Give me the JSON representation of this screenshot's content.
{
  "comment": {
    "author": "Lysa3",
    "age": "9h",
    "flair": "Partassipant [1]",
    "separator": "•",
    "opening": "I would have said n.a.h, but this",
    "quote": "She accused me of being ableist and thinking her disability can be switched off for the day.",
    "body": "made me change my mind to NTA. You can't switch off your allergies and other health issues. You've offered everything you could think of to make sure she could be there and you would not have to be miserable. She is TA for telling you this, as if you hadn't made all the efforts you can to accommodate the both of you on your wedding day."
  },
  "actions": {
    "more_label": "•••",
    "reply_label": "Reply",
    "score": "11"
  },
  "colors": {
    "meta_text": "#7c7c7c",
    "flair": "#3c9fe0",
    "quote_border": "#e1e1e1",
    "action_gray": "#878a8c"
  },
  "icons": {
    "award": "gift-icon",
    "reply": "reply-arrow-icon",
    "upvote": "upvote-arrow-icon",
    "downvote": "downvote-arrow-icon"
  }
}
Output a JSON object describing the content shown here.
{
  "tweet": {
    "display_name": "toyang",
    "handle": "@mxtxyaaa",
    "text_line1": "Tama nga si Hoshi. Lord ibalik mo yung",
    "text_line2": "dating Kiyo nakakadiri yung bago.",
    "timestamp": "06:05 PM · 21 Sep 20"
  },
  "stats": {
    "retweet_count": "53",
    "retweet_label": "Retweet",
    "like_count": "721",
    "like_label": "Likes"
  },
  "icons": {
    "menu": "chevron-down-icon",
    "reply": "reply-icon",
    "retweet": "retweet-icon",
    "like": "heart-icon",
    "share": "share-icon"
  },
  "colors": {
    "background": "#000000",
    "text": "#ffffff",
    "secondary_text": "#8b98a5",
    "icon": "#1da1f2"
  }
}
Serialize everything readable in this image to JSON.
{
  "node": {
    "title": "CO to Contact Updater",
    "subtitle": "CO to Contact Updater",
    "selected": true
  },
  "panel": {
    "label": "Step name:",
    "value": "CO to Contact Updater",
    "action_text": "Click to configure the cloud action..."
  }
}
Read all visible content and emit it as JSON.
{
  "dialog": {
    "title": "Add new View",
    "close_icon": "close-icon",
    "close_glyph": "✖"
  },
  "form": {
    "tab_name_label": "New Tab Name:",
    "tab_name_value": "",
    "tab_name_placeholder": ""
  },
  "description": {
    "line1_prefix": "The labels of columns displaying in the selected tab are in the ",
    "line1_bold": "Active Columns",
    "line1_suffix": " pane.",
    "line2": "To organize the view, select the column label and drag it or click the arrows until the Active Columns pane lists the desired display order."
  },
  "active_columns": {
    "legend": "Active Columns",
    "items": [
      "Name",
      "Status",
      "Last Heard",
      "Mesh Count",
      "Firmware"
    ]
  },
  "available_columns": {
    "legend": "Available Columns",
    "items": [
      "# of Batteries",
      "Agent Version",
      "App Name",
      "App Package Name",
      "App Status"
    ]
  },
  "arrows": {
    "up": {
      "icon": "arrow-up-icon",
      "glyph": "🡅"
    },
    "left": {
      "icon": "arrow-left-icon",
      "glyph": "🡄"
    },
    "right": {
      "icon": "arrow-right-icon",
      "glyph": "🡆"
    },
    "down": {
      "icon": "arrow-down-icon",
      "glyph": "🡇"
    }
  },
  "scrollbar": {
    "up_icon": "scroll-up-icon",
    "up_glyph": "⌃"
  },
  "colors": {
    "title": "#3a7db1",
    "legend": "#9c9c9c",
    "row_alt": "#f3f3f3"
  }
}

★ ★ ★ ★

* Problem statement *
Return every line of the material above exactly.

* Solution to the exercise *
Give me the JSON representation of this screenshot's content.
{
  "comment": {
    "author": "Lysa3",
    "age": "9h",
    "flair": "Partassipant [1]",
    "separator": "•",
    "opening": "I would have said n.a.h, but this",
    "quote": "She accused me of being ableist and thinking her disability can be switched off for the day.",
    "body": "made me change my mind to NTA. You can't switch off your allergies and other health issues. You've offered everything you could think of to make sure she could be there and you would not have to be miserable. She is TA for telling you this, as if you hadn't made all the efforts you can to accommodate the both of you on your wedding day."
  },
  "actions": {
    "more_label": "•••",
    "reply_label": "Reply",
    "score": "11"
  },
  "colors": {
    "meta_text": "#7c7c7c",
    "flair": "#3c9fe0",
    "quote_border": "#e1e1e1",
    "action_gray": "#878a8c"
  },
  "icons": {
    "award": "gift-icon",
    "reply": "reply-arrow-icon",
    "upvote": "upvote-arrow-icon",
    "downvote": "downvote-arrow-icon"
  }
}
Output a JSON object describing the content shown here.
{
  "tweet": {
    "display_name": "toyang",
    "handle": "@mxtxyaaa",
    "text_line1": "Tama nga si Hoshi. Lord ibalik mo yung",
    "text_line2": "dating Kiyo nakakadiri yung bago.",
    "timestamp": "06:05 PM · 21 Sep 20"
  },
  "stats": {
    "retweet_count": "53",
    "retweet_label": "Retweet",
    "like_count": "721",
    "like_label": "Likes"
  },
  "icons": {
    "menu": "chevron-down-icon",
    "reply": "reply-icon",
    "retweet": "retweet-icon",
    "like": "heart-icon",
    "share": "share-icon"
  },
  "colors": {
    "background": "#000000",
    "text": "#ffffff",
    "secondary_text": "#8b98a5",
    "icon": "#1da1f2"
  }
}
Serialize everything readable in this image to JSON.
{
  "node": {
    "title": "CO to Contact Updater",
    "subtitle": "CO to Contact Updater",
    "selected": true
  },
  "panel": {
    "label": "Step name:",
    "value": "CO to Contact Updater",
    "action_text": "Click to configure the cloud action..."
  }
}
Read all visible content and emit it as JSON.
{
  "dialog": {
    "title": "Add new View",
    "close_icon": "close-icon",
    "close_glyph": "✖"
  },
  "form": {
    "tab_name_label": "New Tab Name:",
    "tab_name_value": "",
    "tab_name_placeholder": ""
  },
  "description": {
    "line1_prefix": "The labels of columns displaying in the selected tab are in the ",
    "line1_bold": "Active Columns",
    "line1_suffix": " pane.",
    "line2": "To organize the view, select the column label and drag it or click the arrows until the Active Columns pane lists the desired display order."
  },
  "active_columns": {
    "legend": "Active Columns",
    "items": [
      "Name",
      "Status",
      "Last Heard",
      "Mesh Count",
      "Firmware"
    ]
  },
  "available_columns": {
    "legend": "Available Columns",
    "items": [
      "# of Batteries",
      "Agent Version",
      "App Name",
      "App Package Name",
      "App Status"
    ]
  },
  "arrows": {
    "up": {
      "icon": "arrow-up-icon",
      "glyph": "🡅"
    },
    "left": {
      "icon": "arrow-left-icon",
      "glyph": "🡄"
    },
    "right": {
      "icon": "arrow-right-icon",
      "glyph": "🡆"
    },
    "down": {
      "icon": "arrow-down-icon",
      "glyph": "🡇"
    }
  },
  "scrollbar": {
    "up_icon": "scroll-up-icon",
    "up_glyph": "⌃"
  },
  "colors": {
    "title": "#3a7db1",
    "legend": "#9c9c9c",
    "row_alt": "#f3f3f3"
  }
}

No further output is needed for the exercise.